(Element data from apps and pages)

####

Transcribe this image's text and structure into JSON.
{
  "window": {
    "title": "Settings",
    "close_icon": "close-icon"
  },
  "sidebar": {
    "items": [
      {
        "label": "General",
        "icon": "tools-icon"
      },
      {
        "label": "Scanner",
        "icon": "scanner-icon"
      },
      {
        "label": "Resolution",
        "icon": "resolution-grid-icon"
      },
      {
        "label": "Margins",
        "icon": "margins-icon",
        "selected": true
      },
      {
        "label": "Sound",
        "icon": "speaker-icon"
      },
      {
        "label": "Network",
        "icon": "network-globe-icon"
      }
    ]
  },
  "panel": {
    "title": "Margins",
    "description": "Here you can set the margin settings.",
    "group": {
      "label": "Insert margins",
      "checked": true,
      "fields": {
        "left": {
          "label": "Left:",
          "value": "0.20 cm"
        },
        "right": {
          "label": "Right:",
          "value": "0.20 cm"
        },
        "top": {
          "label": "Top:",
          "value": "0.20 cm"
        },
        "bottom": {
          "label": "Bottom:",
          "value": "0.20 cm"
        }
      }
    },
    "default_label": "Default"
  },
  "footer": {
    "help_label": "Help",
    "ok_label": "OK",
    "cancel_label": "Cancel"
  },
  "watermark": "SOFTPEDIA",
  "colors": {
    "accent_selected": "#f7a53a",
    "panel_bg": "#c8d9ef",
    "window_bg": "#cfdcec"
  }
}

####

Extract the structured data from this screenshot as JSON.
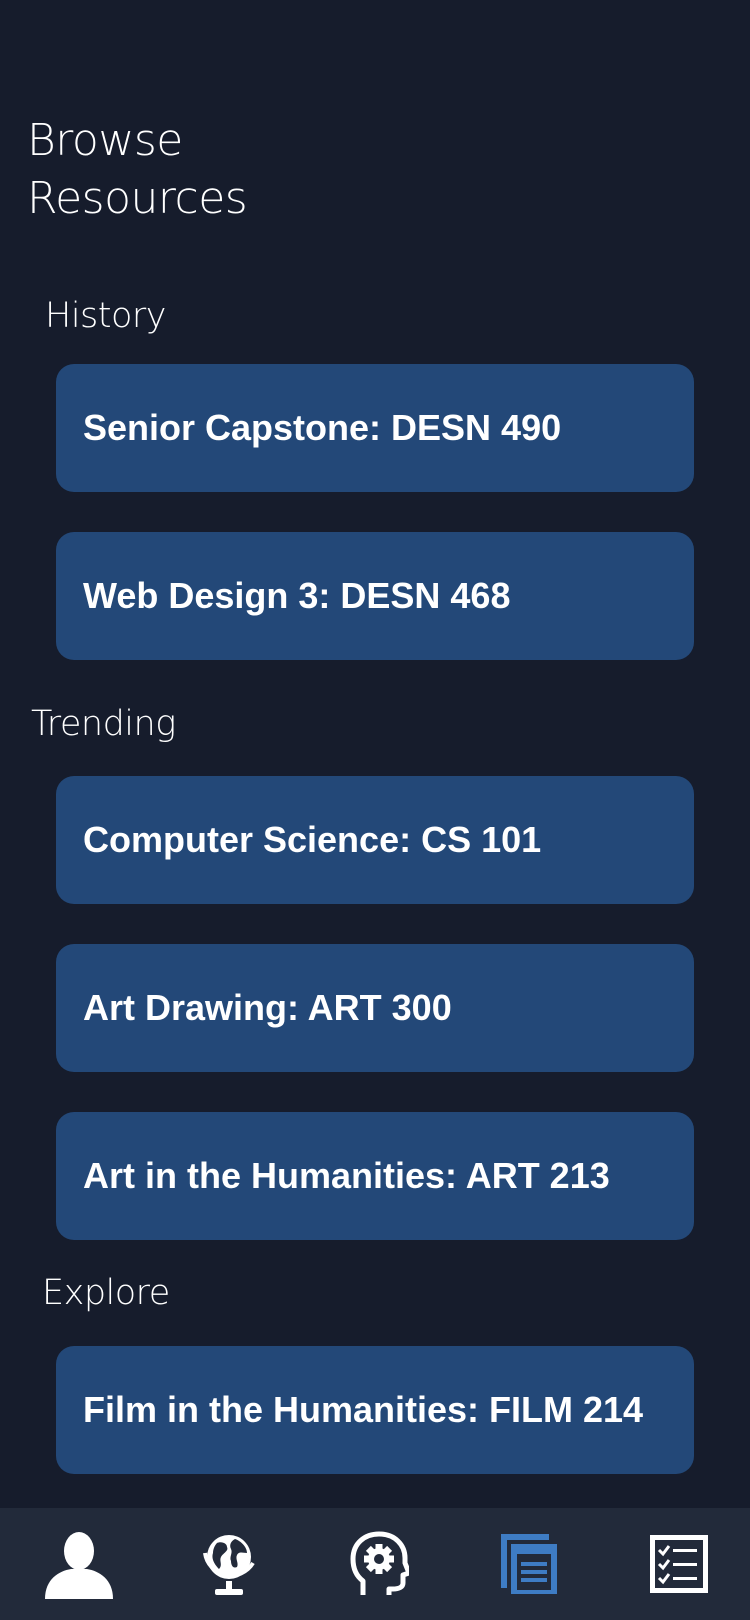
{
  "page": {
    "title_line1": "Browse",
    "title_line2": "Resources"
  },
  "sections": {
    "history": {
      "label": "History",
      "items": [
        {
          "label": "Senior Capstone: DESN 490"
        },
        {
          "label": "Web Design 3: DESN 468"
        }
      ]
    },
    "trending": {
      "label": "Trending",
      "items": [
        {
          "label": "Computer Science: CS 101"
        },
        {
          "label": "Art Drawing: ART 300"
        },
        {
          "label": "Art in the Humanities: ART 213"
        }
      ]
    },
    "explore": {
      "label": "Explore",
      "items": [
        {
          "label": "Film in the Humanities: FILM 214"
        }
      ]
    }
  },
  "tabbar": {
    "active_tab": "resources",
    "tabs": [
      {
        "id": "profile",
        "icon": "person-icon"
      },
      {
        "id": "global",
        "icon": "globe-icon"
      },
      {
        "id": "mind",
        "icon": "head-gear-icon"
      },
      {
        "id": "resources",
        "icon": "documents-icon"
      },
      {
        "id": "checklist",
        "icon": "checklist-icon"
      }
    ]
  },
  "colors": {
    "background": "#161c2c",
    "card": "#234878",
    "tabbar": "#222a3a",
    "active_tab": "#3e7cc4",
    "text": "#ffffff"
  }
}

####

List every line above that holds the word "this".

Transcribe this image's text and structure into JSON.
Extract the structured data from this screenshot as JSON.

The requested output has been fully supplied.